KINSHASA, Congo – They came away encouraged. By Pope Francis’ message of peace and reconciliation. And said they hope Congolese leaders take heed.
“I hope that the pope’s visit will affect our government.
Pamela-Baketana told todaystrendnews News after speaking to a 65,000-strong crowd. At the Pentecost Martyrs Stadium in the central African nation’s capital, Kinshasa, on Thursday.
“This tour is an act of inspiration for us, the youth. Because we need a framework for the future, but without peace it will not be possible,” the 27-year-old said.
Francis’ address to the crowd came on the final day. His emotional three-day visit to the sub-Saharan nation of 105 million – half of whom are Roman Catholic. This is the first time a Pope has visited Congo in 37 years. He visited neighboring South Sudan on Friday.
The crowd consisted of young people, many of whom waved baby-blue Congolese flags.

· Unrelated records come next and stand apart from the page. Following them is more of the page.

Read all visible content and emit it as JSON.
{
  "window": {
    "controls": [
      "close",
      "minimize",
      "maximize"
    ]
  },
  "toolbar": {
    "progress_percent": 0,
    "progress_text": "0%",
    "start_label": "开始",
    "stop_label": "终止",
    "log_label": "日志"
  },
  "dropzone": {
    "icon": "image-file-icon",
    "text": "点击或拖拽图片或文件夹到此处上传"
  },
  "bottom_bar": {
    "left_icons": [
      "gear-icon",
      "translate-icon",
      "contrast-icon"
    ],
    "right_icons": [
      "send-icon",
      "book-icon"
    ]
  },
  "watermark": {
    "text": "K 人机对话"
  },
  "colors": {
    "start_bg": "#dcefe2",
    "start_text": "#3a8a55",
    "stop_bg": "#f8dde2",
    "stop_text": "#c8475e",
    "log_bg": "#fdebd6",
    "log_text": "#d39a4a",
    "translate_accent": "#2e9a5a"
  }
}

“Beware the temptation to point the finger at someone. To exclude another person because he or she is different; Beware of regionalism. Tribalism or anything that makes you feel safe in your own group,” he said, according to Reuters. “You know what happens: first, you believe in superstitions about others. Then you justify hatred, then violence, and finally, you find yourself in the middle of a war.”
Hugo-Mangala-Bongonza, 32, praised Francis’ message, saying. That “we, the youth, take matters into our own hands and work for the stability of our country”.

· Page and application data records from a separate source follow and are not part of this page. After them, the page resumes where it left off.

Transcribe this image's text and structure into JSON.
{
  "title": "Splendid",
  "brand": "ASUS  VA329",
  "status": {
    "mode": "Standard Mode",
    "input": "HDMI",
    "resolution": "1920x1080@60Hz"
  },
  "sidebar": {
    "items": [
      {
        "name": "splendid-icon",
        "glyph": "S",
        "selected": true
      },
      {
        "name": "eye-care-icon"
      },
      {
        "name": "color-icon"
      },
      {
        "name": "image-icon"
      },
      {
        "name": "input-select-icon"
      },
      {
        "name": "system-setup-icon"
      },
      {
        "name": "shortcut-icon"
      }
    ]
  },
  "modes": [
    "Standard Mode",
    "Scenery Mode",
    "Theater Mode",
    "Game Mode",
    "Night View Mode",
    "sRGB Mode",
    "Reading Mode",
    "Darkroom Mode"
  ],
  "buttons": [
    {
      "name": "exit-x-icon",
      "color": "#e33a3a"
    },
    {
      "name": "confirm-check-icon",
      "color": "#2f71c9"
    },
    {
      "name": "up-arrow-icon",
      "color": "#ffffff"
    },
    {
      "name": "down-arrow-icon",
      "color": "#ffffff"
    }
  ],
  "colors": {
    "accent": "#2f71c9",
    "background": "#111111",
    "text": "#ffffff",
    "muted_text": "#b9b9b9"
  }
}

The environmental science graduate said this was particularly the case in eastern Congo. Where the government, rebels and foreign invaders have clashed. Driven in part by a struggle to control deposits of diamonds, gold and other precious metals. The spillover and long decline from the 1994 genocide in neighboring Rwanda also fueled the violence.
Francis was scheduled to visit the eastern city of Goma. But he was forced to cancel his plans due to an increase in violence in the area.

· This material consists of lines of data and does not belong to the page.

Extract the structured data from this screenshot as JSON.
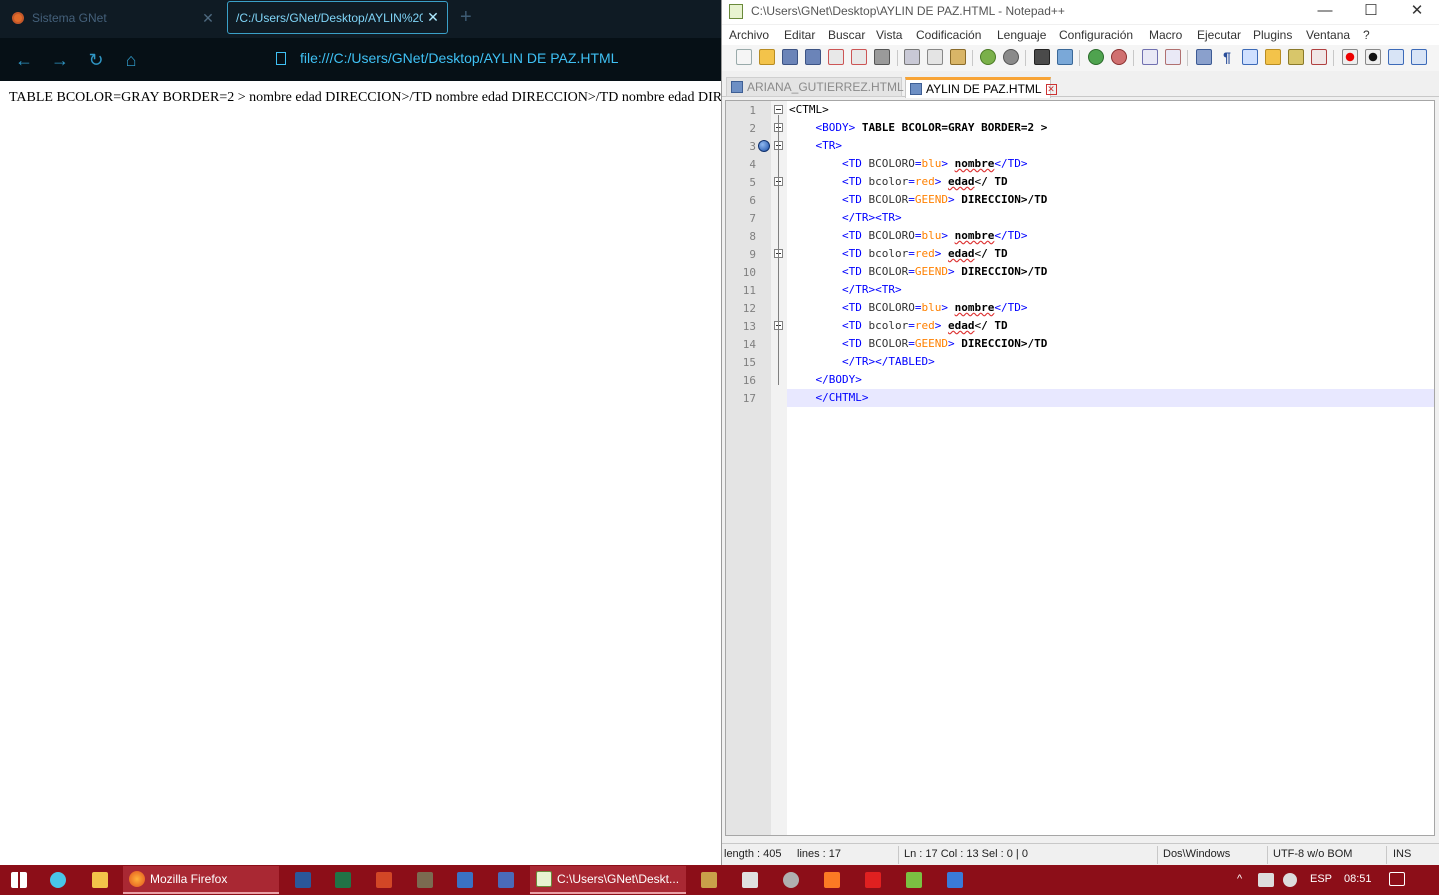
{
  "firefox": {
    "tabs": [
      {
        "title": "Sistema GNet",
        "active": false
      },
      {
        "title": "/C:/Users/GNet/Desktop/AYLIN%20",
        "active": true
      }
    ],
    "new_tab": "+",
    "url": "file:///C:/Users/GNet/Desktop/AYLIN DE PAZ.HTML",
    "content_text": "TABLE BCOLOR=GRAY BORDER=2 > nombre edad DIRECCION>/TD nombre edad DIRECCION>/TD nombre edad DIRECCION>/TD",
    "nav": {
      "back": "←",
      "forward": "→",
      "reload": "↻",
      "home": "⌂"
    }
  },
  "notepad": {
    "title": "C:\\Users\\GNet\\Desktop\\AYLIN DE PAZ.HTML - Notepad++",
    "window_controls": {
      "minimize": "—",
      "maximize": "☐",
      "close": "✕"
    },
    "menu": [
      "Archivo",
      "Editar",
      "Buscar",
      "Vista",
      "Codificación",
      "Lenguaje",
      "Configuración",
      "Macro",
      "Ejecutar",
      "Plugins",
      "Ventana",
      "?"
    ],
    "doc_tabs": [
      {
        "label": "ARIANA_GUTIERREZ.HTML",
        "active": false
      },
      {
        "label": "AYLIN DE PAZ.HTML",
        "active": true
      }
    ],
    "line_numbers": [
      "1",
      "2",
      "3",
      "4",
      "5",
      "6",
      "7",
      "8",
      "9",
      "10",
      "11",
      "12",
      "13",
      "14",
      "15",
      "16",
      "17"
    ],
    "code_lines": [
      "<CTML>",
      "    <BODY> TABLE BCOLOR=GRAY BORDER=2 >",
      "    <TR>",
      "        <TD BCOLORO=blu> nombre</TD>",
      "        <TD bcolor=red> edad</ TD",
      "        <TD BCOLOR=GEEND> DIRECCION>/TD",
      "        </TR><TR>",
      "        <TD BCOLORO=blu> nombre</TD>",
      "        <TD bcolor=red> edad</ TD",
      "        <TD BCOLOR=GEEND> DIRECCION>/TD",
      "        </TR><TR>",
      "        <TD BCOLORO=blu> nombre</TD>",
      "        <TD bcolor=red> edad</ TD",
      "        <TD BCOLOR=GEEND> DIRECCION>/TD",
      "        </TR></TABLED>",
      "    </BODY>",
      "    </CHTML>"
    ],
    "status": {
      "length": "length : 405",
      "lines": "lines : 17",
      "position": "Ln : 17    Col : 13    Sel : 0 | 0",
      "eol": "Dos\\Windows",
      "encoding": "UTF-8 w/o BOM",
      "mode": "INS"
    }
  },
  "taskbar": {
    "buttons": [
      {
        "label": "Mozilla Firefox"
      },
      {
        "label": "C:\\Users\\GNet\\Deskt..."
      }
    ],
    "tray": {
      "language": "ESP",
      "time": "08:51"
    }
  },
  "colors": {
    "firefox_tabbar": "#0f1b24",
    "firefox_accent": "#3fc1f4",
    "taskbar": "#8c0e18",
    "npp_tag": "#0000ff",
    "npp_value": "#ff8000",
    "npp_current_line": "#e8e8ff"
  }
}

But, on Wednesday, he heard harrowing stories from victims from eastern Congo. Who saw the killing of close relatives and suffered sexual slavery, mutilation and forced cannibalism.
Although forgiveness and reconciliation were the central themes of his speech on Thursday. The pontiff said “corruption, which never seems to stop spreading.”
He led the stadium chanting “No corruption”. As most of the crowd chanted in unison with him, he led the audience upwards with his right hand.
In a speech to dignitaries at the Presidential Palace on Tuesday. He condemned those who used the country’s mineral resources to fuel war, death, displacement and hunger.
“Hands off Africa. Stop suffocating Africa: it is not a mine to rob or a territory to plunder,” Francis said, according to Reuters. “The poison of greed has bloodied its diamonds,” he added, referring to Congo.
Sabra Mpoi, a lawyer and political analyst in Kinshasa.
Said she hoped the pope’s visit would provide a wake-up call to the international community about the violence caused. By the war for control of Congo’s natural resources.
“The international community has an obligation to demand traceability of minerals. And all major economic operators should be forced to work in a win-win partnership with the Congolese government,” he said.
Mpoyi, 42, added that the international community no longer had to. Turn a blind eye” to organizations that are fighting for resources supporting armed groups.
“It is unacceptable that Congolese people live in misery when the country has a lot of resources,” he said.
Kenny Katombe Butunka reports from Congo and Aina Jay Khan from London.